The place was great, the feeder stream was cold water keeping the area nice and cool, and little sunlight was penetrating until later in the evening. So once I got an hour or so of rest we climb back in our boats to head further downstream. There is great scenery all the way down. In the deeper areas we saw one canoe, one jetski, and one small motor boat. There was still plenty of solitude that day so we stopped at some areas for a fast dip in the river on some rocky areas near the bank. There are areas of rocks easy to climb out of your boat onto, and pull the boat up with flat tops to sit and relax on, and swim from. It made for a very enjoyable day. This trip is well worth taking for a nice relaxing weekender.
Just some info on the trip, the put ins are not overly well maintained or designed, the decent down the steep bank with boats is a pain in the rear. They made an effort to create a concrete walkdown, but it washed out and there is a small ladder that you can use to not slip down the slope while carrying a boat. It's not overly nice, but it worked well enough for us.

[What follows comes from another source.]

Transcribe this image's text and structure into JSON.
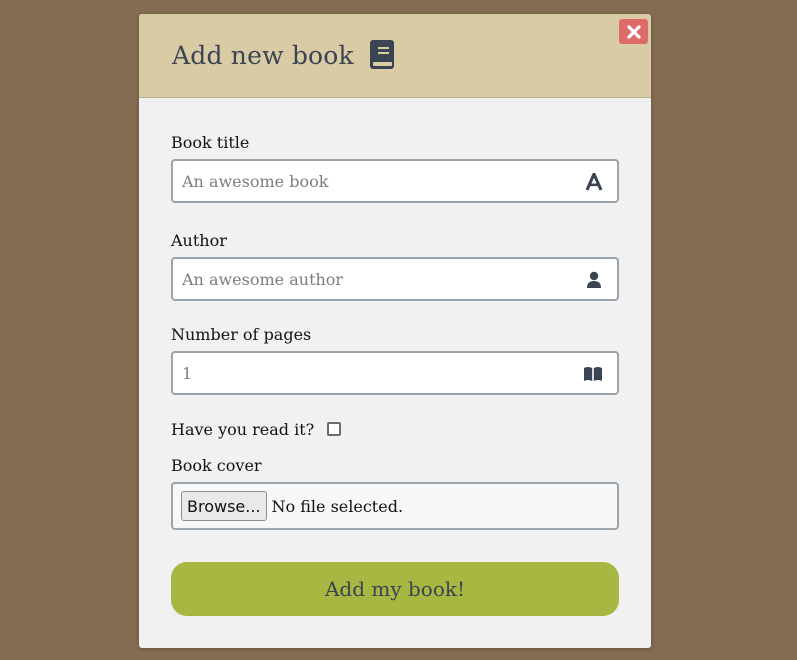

Don't expect to find too many excellent camping areas other than the one we found on Saturday, but even after a couple miles downstream from there, and checking every possible area upstream to the put in, there isn't a whole lot that allows easy access to the water. Prepare to camp in tight quarters, or climb some steep and high banks. Come early enough in the day where you will have time to find a nice camping spot before it gets too late, it could be a while downstream before you find another if you skip one. And be ready to relax.
Don't expect much as far as accommodations near the river, there are some camping areas that are trail accessible and areas with ladders up the bank and such to access camp areas, but it is a backwoods area. Expect to really camp, no bathrooms or buildings here. It's a wilderness no more, no less.
Our gear list contained the following.
One Sierra Designs Tengu II tent (for the kayaker this is a terrific tent with a ton of vestibule space).
2 Marmot 30 degree bags (Iforgot the sleeping pads like a moron...)
2 Wilderness Systems Pungo 120s
Jetboil cooking system with extra cups.
assorted foods and clothes
first aid kit
bottle of our fav spirit
packable pillows, etc etc etc.
No fees or permit requirements that I know of at all.
From Huntsville, AL head south on 231 until you hit hwy 36, take a right onto 36 and travel to where the road ends onto hwy 33. Take a left onto 33, about 8 to 10 miles down the road there is a put in on the left side of the road.
We didn't do a lot of planning, I never have and never will. Planning too much takes away from the adventure of the trip.